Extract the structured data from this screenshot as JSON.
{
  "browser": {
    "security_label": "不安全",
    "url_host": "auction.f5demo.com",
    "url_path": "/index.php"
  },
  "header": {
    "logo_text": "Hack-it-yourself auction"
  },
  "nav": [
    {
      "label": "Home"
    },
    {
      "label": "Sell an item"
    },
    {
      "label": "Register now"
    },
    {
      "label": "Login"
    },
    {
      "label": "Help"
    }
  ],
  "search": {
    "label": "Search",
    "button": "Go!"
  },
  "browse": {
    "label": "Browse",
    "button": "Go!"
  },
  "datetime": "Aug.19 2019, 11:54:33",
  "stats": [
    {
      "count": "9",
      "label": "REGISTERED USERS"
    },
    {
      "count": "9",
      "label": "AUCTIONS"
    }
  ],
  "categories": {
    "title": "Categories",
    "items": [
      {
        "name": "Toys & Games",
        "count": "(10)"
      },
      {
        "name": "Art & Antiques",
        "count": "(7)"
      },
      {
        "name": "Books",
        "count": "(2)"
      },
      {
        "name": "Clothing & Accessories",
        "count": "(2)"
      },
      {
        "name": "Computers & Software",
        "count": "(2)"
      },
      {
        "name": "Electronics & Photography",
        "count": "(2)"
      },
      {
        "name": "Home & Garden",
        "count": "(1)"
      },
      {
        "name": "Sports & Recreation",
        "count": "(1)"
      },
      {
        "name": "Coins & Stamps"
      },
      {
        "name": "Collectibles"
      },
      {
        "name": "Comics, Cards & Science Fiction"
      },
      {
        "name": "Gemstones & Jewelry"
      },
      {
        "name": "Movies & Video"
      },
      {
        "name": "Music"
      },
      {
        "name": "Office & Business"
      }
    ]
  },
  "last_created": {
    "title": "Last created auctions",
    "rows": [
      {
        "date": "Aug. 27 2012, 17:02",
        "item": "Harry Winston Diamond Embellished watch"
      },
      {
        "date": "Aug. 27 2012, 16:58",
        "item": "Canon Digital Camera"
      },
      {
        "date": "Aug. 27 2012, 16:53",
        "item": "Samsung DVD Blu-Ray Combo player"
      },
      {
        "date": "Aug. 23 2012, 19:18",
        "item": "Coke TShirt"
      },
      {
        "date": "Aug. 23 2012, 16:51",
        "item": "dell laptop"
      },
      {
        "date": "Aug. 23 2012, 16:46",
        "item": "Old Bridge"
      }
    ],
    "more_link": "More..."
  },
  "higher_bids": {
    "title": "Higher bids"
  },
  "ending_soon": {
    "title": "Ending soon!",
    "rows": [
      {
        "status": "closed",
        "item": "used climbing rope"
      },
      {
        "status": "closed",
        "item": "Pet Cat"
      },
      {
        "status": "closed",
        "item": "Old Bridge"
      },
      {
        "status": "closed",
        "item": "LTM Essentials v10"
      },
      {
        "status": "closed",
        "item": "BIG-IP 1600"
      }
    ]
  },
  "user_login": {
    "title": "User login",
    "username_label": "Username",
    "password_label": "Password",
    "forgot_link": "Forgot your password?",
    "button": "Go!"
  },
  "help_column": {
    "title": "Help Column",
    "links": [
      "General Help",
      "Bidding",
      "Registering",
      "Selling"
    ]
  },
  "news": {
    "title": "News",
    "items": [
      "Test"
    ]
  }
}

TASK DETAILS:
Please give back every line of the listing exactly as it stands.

ANSWER TO THE EXERCISE:
Extract the structured data from this screenshot as JSON.
{
  "browser": {
    "security_label": "不安全",
    "url_host": "auction.f5demo.com",
    "url_path": "/index.php"
  },
  "header": {
    "logo_text": "Hack-it-yourself auction"
  },
  "nav": [
    {
      "label": "Home"
    },
    {
      "label": "Sell an item"
    },
    {
      "label": "Register now"
    },
    {
      "label": "Login"
    },
    {
      "label": "Help"
    }
  ],
  "search": {
    "label": "Search",
    "button": "Go!"
  },
  "browse": {
    "label": "Browse",
    "button": "Go!"
  },
  "datetime": "Aug.19 2019, 11:54:33",
  "stats": [
    {
      "count": "9",
      "label": "REGISTERED USERS"
    },
    {
      "count": "9",
      "label": "AUCTIONS"
    }
  ],
  "categories": {
    "title": "Categories",
    "items": [
      {
        "name": "Toys & Games",
        "count": "(10)"
      },
      {
        "name": "Art & Antiques",
        "count": "(7)"
      },
      {
        "name": "Books",
        "count": "(2)"
      },
      {
        "name": "Clothing & Accessories",
        "count": "(2)"
      },
      {
        "name": "Computers & Software",
        "count": "(2)"
      },
      {
        "name": "Electronics & Photography",
        "count": "(2)"
      },
      {
        "name": "Home & Garden",
        "count": "(1)"
      },
      {
        "name": "Sports & Recreation",
        "count": "(1)"
      },
      {
        "name": "Coins & Stamps"
      },
      {
        "name": "Collectibles"
      },
      {
        "name": "Comics, Cards & Science Fiction"
      },
      {
        "name": "Gemstones & Jewelry"
      },
      {
        "name": "Movies & Video"
      },
      {
        "name": "Music"
      },
      {
        "name": "Office & Business"
      }
    ]
  },
  "last_created": {
    "title": "Last created auctions",
    "rows": [
      {
        "date": "Aug. 27 2012, 17:02",
        "item": "Harry Winston Diamond Embellished watch"
      },
      {
        "date": "Aug. 27 2012, 16:58",
        "item": "Canon Digital Camera"
      },
      {
        "date": "Aug. 27 2012, 16:53",
        "item": "Samsung DVD Blu-Ray Combo player"
      },
      {
        "date": "Aug. 23 2012, 19:18",
        "item": "Coke TShirt"
      },
      {
        "date": "Aug. 23 2012, 16:51",
        "item": "dell laptop"
      },
      {
        "date": "Aug. 23 2012, 16:46",
        "item": "Old Bridge"
      }
    ],
    "more_link": "More..."
  },
  "higher_bids": {
    "title": "Higher bids"
  },
  "ending_soon": {
    "title": "Ending soon!",
    "rows": [
      {
        "status": "closed",
        "item": "used climbing rope"
      },
      {
        "status": "closed",
        "item": "Pet Cat"
      },
      {
        "status": "closed",
        "item": "Old Bridge"
      },
      {
        "status": "closed",
        "item": "LTM Essentials v10"
      },
      {
        "status": "closed",
        "item": "BIG-IP 1600"
      }
    ]
  },
  "user_login": {
    "title": "User login",
    "username_label": "Username",
    "password_label": "Password",
    "forgot_link": "Forgot your password?",
    "button": "Go!"
  },
  "help_column": {
    "title": "Help Column",
    "links": [
      "General Help",
      "Bidding",
      "Registering",
      "Selling"
    ]
  },
  "news": {
    "title": "News",
    "items": [
      "Test"
    ]
  }
}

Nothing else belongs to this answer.